**Task brief**: What you return must be the lines of the data that hold the word "Windows".
++++ Data records ++++
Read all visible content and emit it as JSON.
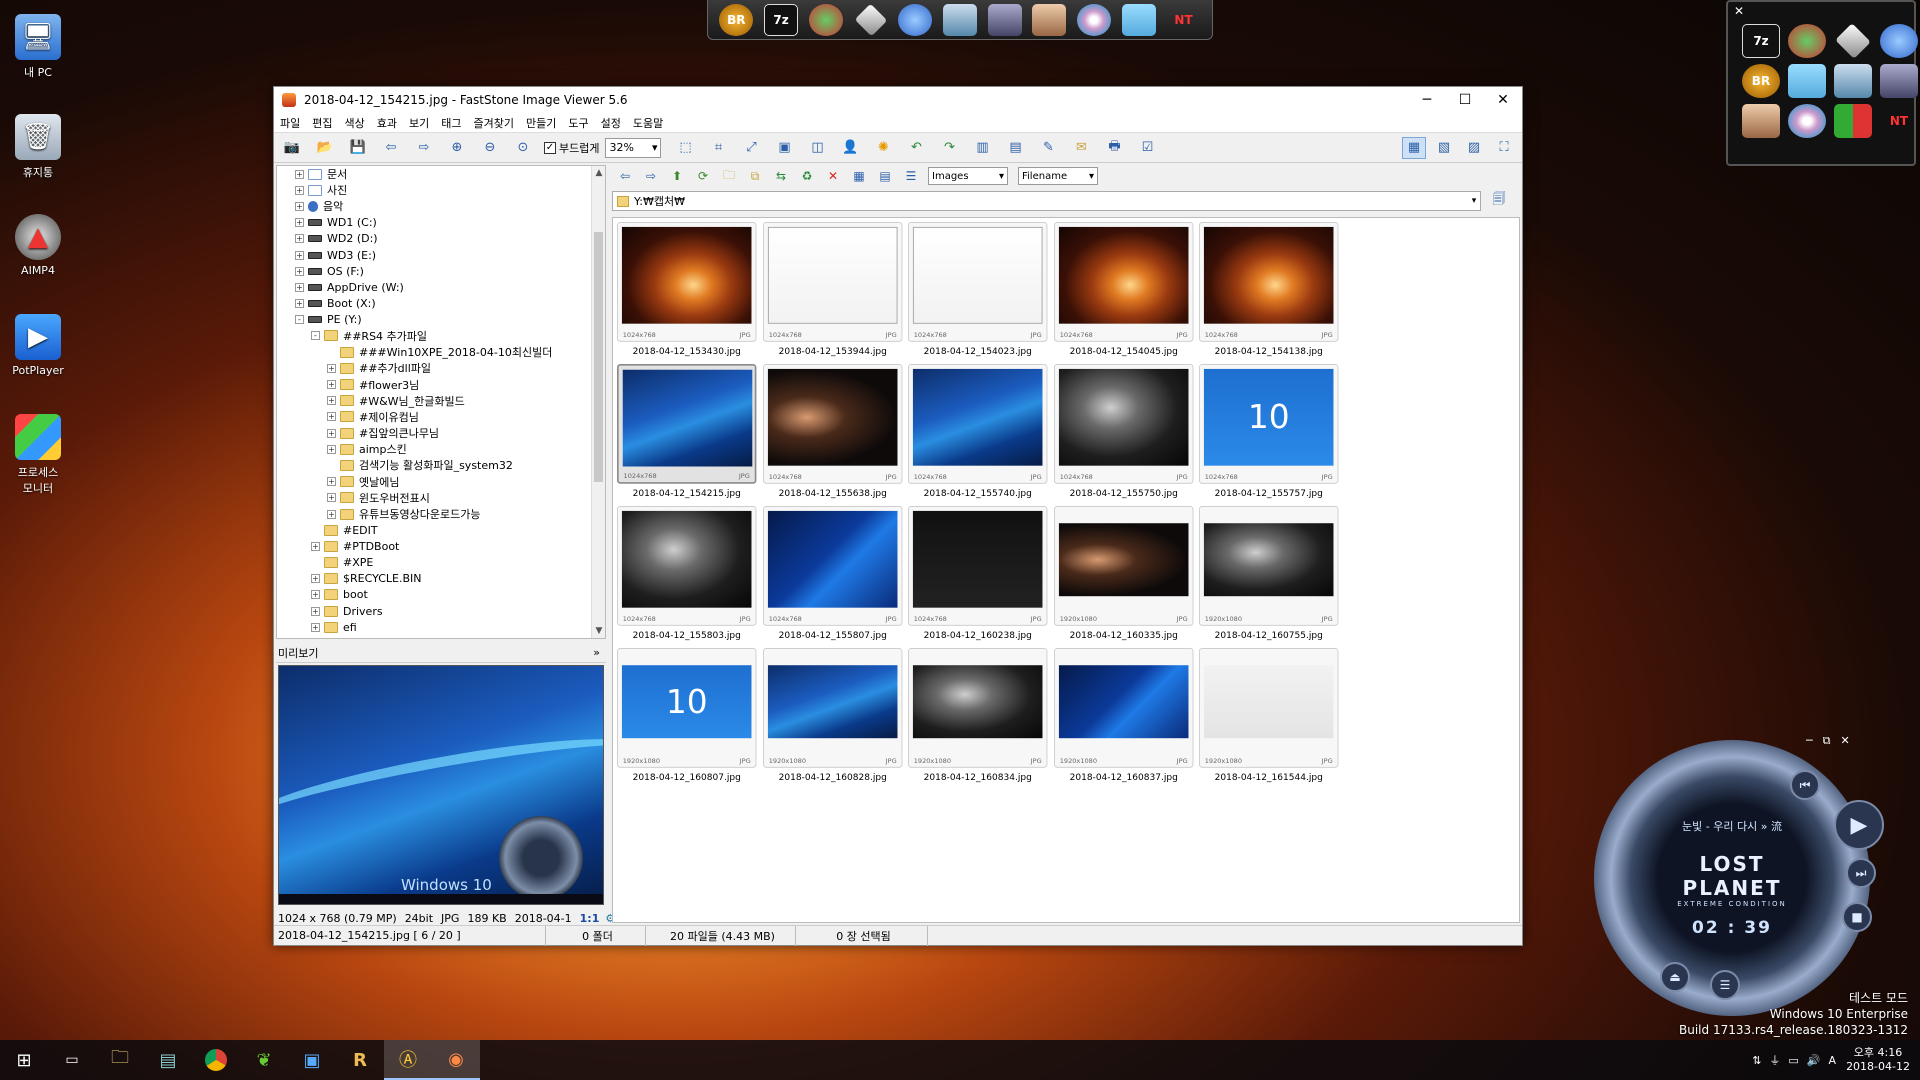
{
  "desktop": {
    "icons": [
      {
        "label": "내 PC",
        "icon": "pc-icon"
      },
      {
        "label": "휴지통",
        "icon": "recycle-bin-icon"
      },
      {
        "label": "AIMP4",
        "icon": "aimp-icon"
      },
      {
        "label": "PotPlayer",
        "icon": "potplayer-icon"
      },
      {
        "label": "프로세스\n모니터",
        "icon": "process-monitor-icon"
      }
    ]
  },
  "top_dock": {
    "items": [
      "BR",
      "7z",
      "",
      "",
      "",
      "",
      "",
      "",
      "",
      "",
      "NT"
    ]
  },
  "window": {
    "title": "2018-04-12_154215.jpg  -  FastStone Image Viewer 5.6",
    "menu": [
      "파일",
      "편집",
      "색상",
      "효과",
      "보기",
      "태그",
      "즐겨찾기",
      "만들기",
      "도구",
      "설정",
      "도움말"
    ],
    "toolbar": {
      "smooth_label": "부드럽게",
      "smooth_checked": true,
      "zoom_value": "32%"
    },
    "filter": {
      "type_value": "Images",
      "sort_value": "Filename"
    },
    "path": "Y:₩캡처₩",
    "tree": [
      {
        "label": "문서",
        "level": 1,
        "exp": "+",
        "icon": "doc"
      },
      {
        "label": "사진",
        "level": 1,
        "exp": "+",
        "icon": "doc"
      },
      {
        "label": "음악",
        "level": 1,
        "exp": "+",
        "icon": "music"
      },
      {
        "label": "WD1 (C:)",
        "level": 1,
        "exp": "+",
        "icon": "drive"
      },
      {
        "label": "WD2 (D:)",
        "level": 1,
        "exp": "+",
        "icon": "drive"
      },
      {
        "label": "WD3 (E:)",
        "level": 1,
        "exp": "+",
        "icon": "drive"
      },
      {
        "label": "OS (F:)",
        "level": 1,
        "exp": "+",
        "icon": "drive"
      },
      {
        "label": "AppDrive (W:)",
        "level": 1,
        "exp": "+",
        "icon": "drive"
      },
      {
        "label": "Boot (X:)",
        "level": 1,
        "exp": "+",
        "icon": "drive"
      },
      {
        "label": "PE (Y:)",
        "level": 1,
        "exp": "-",
        "icon": "drive"
      },
      {
        "label": "##RS4 추가파일",
        "level": 2,
        "exp": "-",
        "icon": "folder"
      },
      {
        "label": "###Win10XPE_2018-04-10최신빌더",
        "level": 3,
        "exp": "",
        "icon": "folder"
      },
      {
        "label": "##추가dll파일",
        "level": 3,
        "exp": "+",
        "icon": "folder"
      },
      {
        "label": "#flower3님",
        "level": 3,
        "exp": "+",
        "icon": "folder"
      },
      {
        "label": "#W&W님_한글화빌드",
        "level": 3,
        "exp": "+",
        "icon": "folder"
      },
      {
        "label": "#제이유컴님",
        "level": 3,
        "exp": "+",
        "icon": "folder"
      },
      {
        "label": "#집앞의큰나무님",
        "level": 3,
        "exp": "+",
        "icon": "folder"
      },
      {
        "label": "aimp스킨",
        "level": 3,
        "exp": "+",
        "icon": "folder"
      },
      {
        "label": "검색기능 활성화파일_system32",
        "level": 3,
        "exp": "",
        "icon": "folder"
      },
      {
        "label": "옛날에님",
        "level": 3,
        "exp": "+",
        "icon": "folder"
      },
      {
        "label": "윈도우버전표시",
        "level": 3,
        "exp": "+",
        "icon": "folder"
      },
      {
        "label": "유튜브동영상다운로드가능",
        "level": 3,
        "exp": "+",
        "icon": "folder"
      },
      {
        "label": "#EDIT",
        "level": 2,
        "exp": "",
        "icon": "folder"
      },
      {
        "label": "#PTDBoot",
        "level": 2,
        "exp": "+",
        "icon": "folder"
      },
      {
        "label": "#XPE",
        "level": 2,
        "exp": "",
        "icon": "folder"
      },
      {
        "label": "$RECYCLE.BIN",
        "level": 2,
        "exp": "+",
        "icon": "folder"
      },
      {
        "label": "boot",
        "level": 2,
        "exp": "+",
        "icon": "folder"
      },
      {
        "label": "Drivers",
        "level": 2,
        "exp": "+",
        "icon": "folder"
      },
      {
        "label": "efi",
        "level": 2,
        "exp": "+",
        "icon": "folder"
      }
    ],
    "preview": {
      "header": "미리보기",
      "win_text": "Windows 10",
      "logo_text": "LOST PLANET"
    },
    "preview_info": {
      "dimensions": "1024 x 768 (0.79 MP)",
      "bitdepth": "24bit",
      "format": "JPG",
      "size": "189 KB",
      "date": "2018-04-1",
      "ratio": "1:1"
    },
    "thumbnails": [
      {
        "name": "2018-04-12_153430.jpg",
        "dims": "1024x768",
        "ext": "JPG",
        "style": "tunnel"
      },
      {
        "name": "2018-04-12_153944.jpg",
        "dims": "1024x768",
        "ext": "JPG",
        "style": "doc"
      },
      {
        "name": "2018-04-12_154023.jpg",
        "dims": "1024x768",
        "ext": "JPG",
        "style": "doc"
      },
      {
        "name": "2018-04-12_154045.jpg",
        "dims": "1024x768",
        "ext": "JPG",
        "style": "tunnel"
      },
      {
        "name": "2018-04-12_154138.jpg",
        "dims": "1024x768",
        "ext": "JPG",
        "style": "tunnel"
      },
      {
        "name": "2018-04-12_154215.jpg",
        "dims": "1024x768",
        "ext": "JPG",
        "style": "blue",
        "selected": true
      },
      {
        "name": "2018-04-12_155638.jpg",
        "dims": "1024x768",
        "ext": "JPG",
        "style": "photo"
      },
      {
        "name": "2018-04-12_155740.jpg",
        "dims": "1024x768",
        "ext": "JPG",
        "style": "blue"
      },
      {
        "name": "2018-04-12_155750.jpg",
        "dims": "1024x768",
        "ext": "JPG",
        "style": "bw"
      },
      {
        "name": "2018-04-12_155757.jpg",
        "dims": "1024x768",
        "ext": "JPG",
        "style": "ten"
      },
      {
        "name": "2018-04-12_155803.jpg",
        "dims": "1024x768",
        "ext": "JPG",
        "style": "bw"
      },
      {
        "name": "2018-04-12_155807.jpg",
        "dims": "1024x768",
        "ext": "JPG",
        "style": "win"
      },
      {
        "name": "2018-04-12_160238.jpg",
        "dims": "1024x768",
        "ext": "JPG",
        "style": "dark"
      },
      {
        "name": "2018-04-12_160335.jpg",
        "dims": "1920x1080",
        "ext": "JPG",
        "style": "photo",
        "wide": true
      },
      {
        "name": "2018-04-12_160755.jpg",
        "dims": "1920x1080",
        "ext": "JPG",
        "style": "bw",
        "wide": true
      },
      {
        "name": "2018-04-12_160807.jpg",
        "dims": "1920x1080",
        "ext": "JPG",
        "style": "ten",
        "wide": true
      },
      {
        "name": "2018-04-12_160828.jpg",
        "dims": "1920x1080",
        "ext": "JPG",
        "style": "blue",
        "wide": true
      },
      {
        "name": "2018-04-12_160834.jpg",
        "dims": "1920x1080",
        "ext": "JPG",
        "style": "bw",
        "wide": true
      },
      {
        "name": "2018-04-12_160837.jpg",
        "dims": "1920x1080",
        "ext": "JPG",
        "style": "win",
        "wide": true
      },
      {
        "name": "2018-04-12_161544.jpg",
        "dims": "1920x1080",
        "ext": "JPG",
        "style": "collage",
        "wide": true
      }
    ],
    "ten_text": "10",
    "status": {
      "file": "2018-04-12_154215.jpg [ 6 / 20 ]",
      "folders": "0 폴더",
      "files": "20 파일들 (4.43 MB)",
      "selected": "0 장 선택됨"
    }
  },
  "player": {
    "song": "눈빛 - 우리 다시 » 流",
    "logo": "LOST PLANET",
    "sub": "EXTREME CONDITION",
    "time": "02 : 39"
  },
  "watermark": {
    "line1": "테스트 모드",
    "line2": "Windows 10 Enterprise",
    "line3": "Build 17133.rs4_release.180323-1312"
  },
  "tray": {
    "time": "오후 4:16",
    "date": "2018-04-12",
    "ime": "A"
  },
  "taskbar": {
    "items": [
      "start-icon",
      "terminal-icon",
      "explorer-icon",
      "notepad-icon",
      "chrome-icon",
      "leaf-app-icon",
      "control-panel-icon",
      "r-app-icon",
      "aimp-task-icon",
      "faststone-task-icon"
    ]
  },
  "colors": {
    "accent": "#2b5fa8",
    "folder": "#f3d37a",
    "selection_frame": "#8a8a8a"
  }
}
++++
**Result for this task**:
      "win_text": "Windows 10",
    "line2": "Windows 10 Enterprise",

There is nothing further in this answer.